(Items from an interface collection)
+++++

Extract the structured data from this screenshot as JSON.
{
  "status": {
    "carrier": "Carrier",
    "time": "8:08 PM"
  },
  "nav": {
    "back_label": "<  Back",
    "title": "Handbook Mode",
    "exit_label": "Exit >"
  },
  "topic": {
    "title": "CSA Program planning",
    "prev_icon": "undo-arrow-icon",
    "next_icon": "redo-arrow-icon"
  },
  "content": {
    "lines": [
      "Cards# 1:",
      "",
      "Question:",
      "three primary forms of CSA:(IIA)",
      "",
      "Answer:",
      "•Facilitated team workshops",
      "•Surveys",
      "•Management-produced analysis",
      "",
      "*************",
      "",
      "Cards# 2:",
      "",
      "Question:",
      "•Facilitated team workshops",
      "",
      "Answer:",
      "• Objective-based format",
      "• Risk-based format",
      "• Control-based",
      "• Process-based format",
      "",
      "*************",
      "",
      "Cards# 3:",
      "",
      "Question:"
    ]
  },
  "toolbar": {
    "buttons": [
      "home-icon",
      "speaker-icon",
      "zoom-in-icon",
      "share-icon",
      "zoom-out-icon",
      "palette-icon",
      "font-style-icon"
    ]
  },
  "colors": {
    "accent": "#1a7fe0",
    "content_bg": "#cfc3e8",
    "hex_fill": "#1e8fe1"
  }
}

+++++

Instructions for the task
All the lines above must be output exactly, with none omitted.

Exercise output
Extract the structured data from this screenshot as JSON.
{
  "status": {
    "carrier": "Carrier",
    "time": "8:08 PM"
  },
  "nav": {
    "back_label": "<  Back",
    "title": "Handbook Mode",
    "exit_label": "Exit >"
  },
  "topic": {
    "title": "CSA Program planning",
    "prev_icon": "undo-arrow-icon",
    "next_icon": "redo-arrow-icon"
  },
  "content": {
    "lines": [
      "Cards# 1:",
      "",
      "Question:",
      "three primary forms of CSA:(IIA)",
      "",
      "Answer:",
      "•Facilitated team workshops",
      "•Surveys",
      "•Management-produced analysis",
      "",
      "*************",
      "",
      "Cards# 2:",
      "",
      "Question:",
      "•Facilitated team workshops",
      "",
      "Answer:",
      "• Objective-based format",
      "• Risk-based format",
      "• Control-based",
      "• Process-based format",
      "",
      "*************",
      "",
      "Cards# 3:",
      "",
      "Question:"
    ]
  },
  "toolbar": {
    "buttons": [
      "home-icon",
      "speaker-icon",
      "zoom-in-icon",
      "share-icon",
      "zoom-out-icon",
      "palette-icon",
      "font-style-icon"
    ]
  },
  "colors": {
    "accent": "#1a7fe0",
    "content_bg": "#cfc3e8",
    "hex_fill": "#1e8fe1"
  }
}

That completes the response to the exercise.